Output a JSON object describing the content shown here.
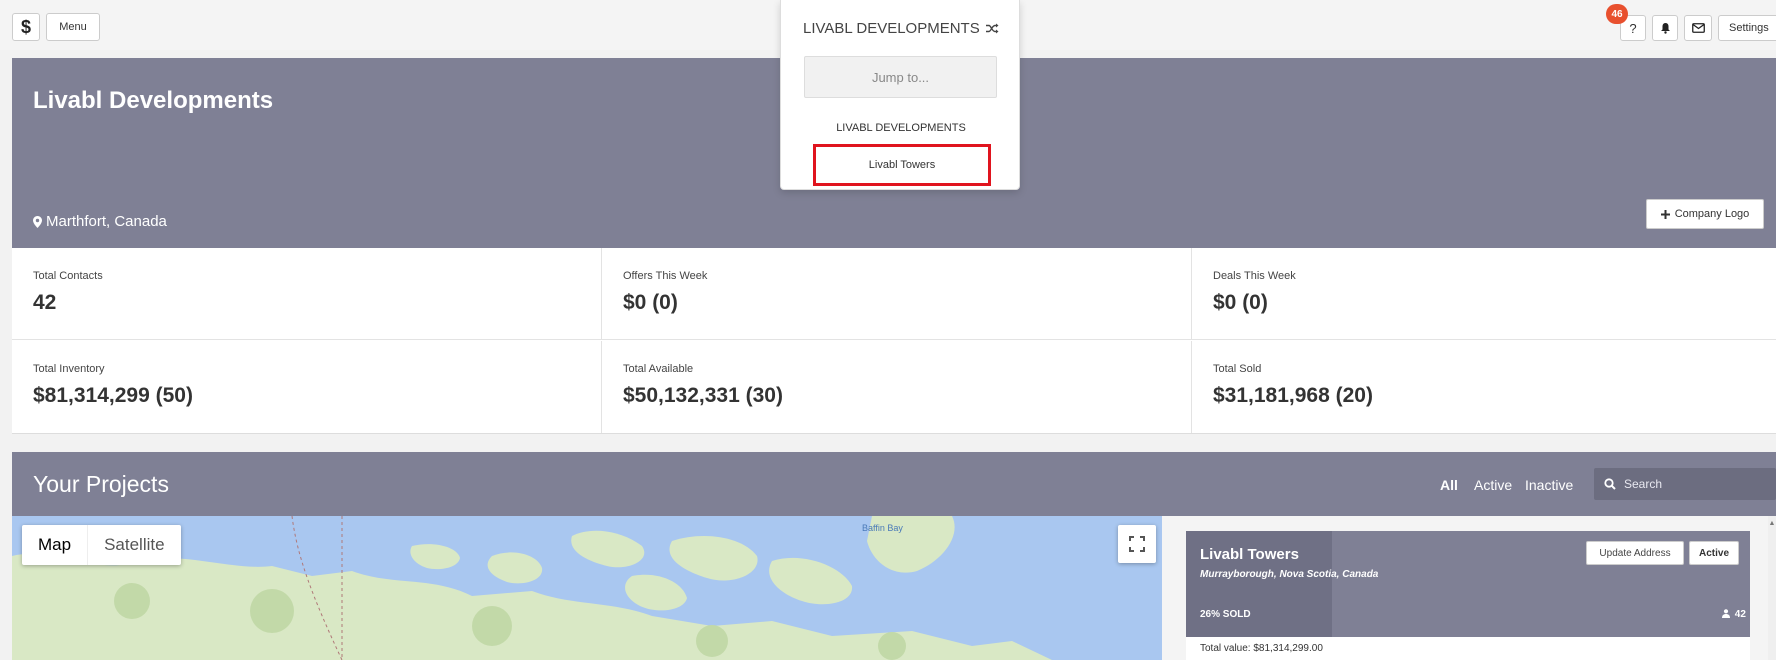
{
  "topbar": {
    "logo_glyph": "$",
    "menu_label": "Menu",
    "help_label": "?",
    "notification_count": "46",
    "settings_label": "Settings"
  },
  "company": {
    "name": "Livabl Developments",
    "location": "Marthfort, Canada",
    "logo_button_label": "Company Logo",
    "location_icon": "map-pin-icon",
    "logo_button_icon": "plus-icon"
  },
  "stats": [
    {
      "label": "Total Contacts",
      "value": "42"
    },
    {
      "label": "Offers This Week",
      "value": "$0 (0)"
    },
    {
      "label": "Deals This Week",
      "value": "$0 (0)"
    },
    {
      "label": "Total Inventory",
      "value": "$81,314,299 (50)"
    },
    {
      "label": "Total Available",
      "value": "$50,132,331 (30)"
    },
    {
      "label": "Total Sold",
      "value": "$31,181,968 (20)"
    }
  ],
  "projects": {
    "title": "Your Projects",
    "filters": {
      "all": "All",
      "active": "Active",
      "inactive": "Inactive"
    },
    "search_placeholder": "Search"
  },
  "map": {
    "type_map": "Map",
    "type_satellite": "Satellite",
    "label_baffin": "Baffin Bay"
  },
  "project_card": {
    "title": "Livabl Towers",
    "subtitle": "Murrayborough, Nova Scotia, Canada",
    "sold": "26% SOLD",
    "contacts": "42",
    "update_address_label": "Update Address",
    "status_label": "Active",
    "total_value": "Total value: $81,314,299.00"
  },
  "dropdown": {
    "title": "LIVABL DEVELOPMENTS",
    "jump_placeholder": "Jump to...",
    "section_label": "LIVABL DEVELOPMENTS",
    "item_label": "Livabl Towers"
  },
  "colors": {
    "header_bg": "#7f8095",
    "badge": "#e8502e",
    "highlight": "#e0141e",
    "map_water": "#a9c7f0",
    "map_land": "#d9e8c5"
  }
}
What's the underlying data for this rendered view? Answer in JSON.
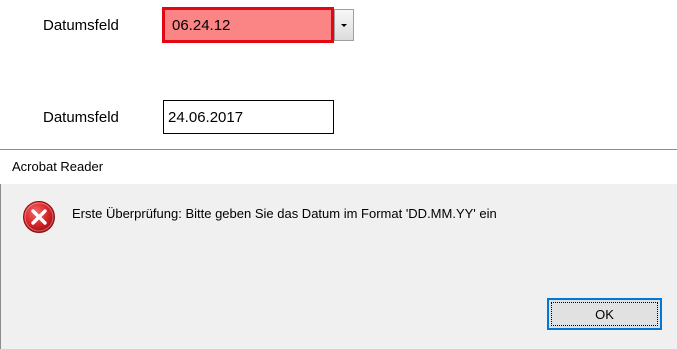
{
  "form": {
    "field1": {
      "label": "Datumsfeld",
      "value": "06.24.12"
    },
    "field2": {
      "label": "Datumsfeld",
      "value": "24.06.2017"
    }
  },
  "dialog": {
    "title": "Acrobat Reader",
    "message": "Erste Überprüfung: Bitte geben Sie das Datum im Format 'DD.MM.YY' ein",
    "ok_label": "OK",
    "icon": "error-icon"
  },
  "colors": {
    "invalid_field_bg": "#fb8585",
    "invalid_field_border": "#e30613",
    "dialog_bg": "#f0f0f0",
    "ok_button_border": "#0078d7",
    "error_icon_red": "#d8262a"
  }
}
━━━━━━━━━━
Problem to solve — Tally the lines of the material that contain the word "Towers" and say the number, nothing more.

Answer for this exercise — 2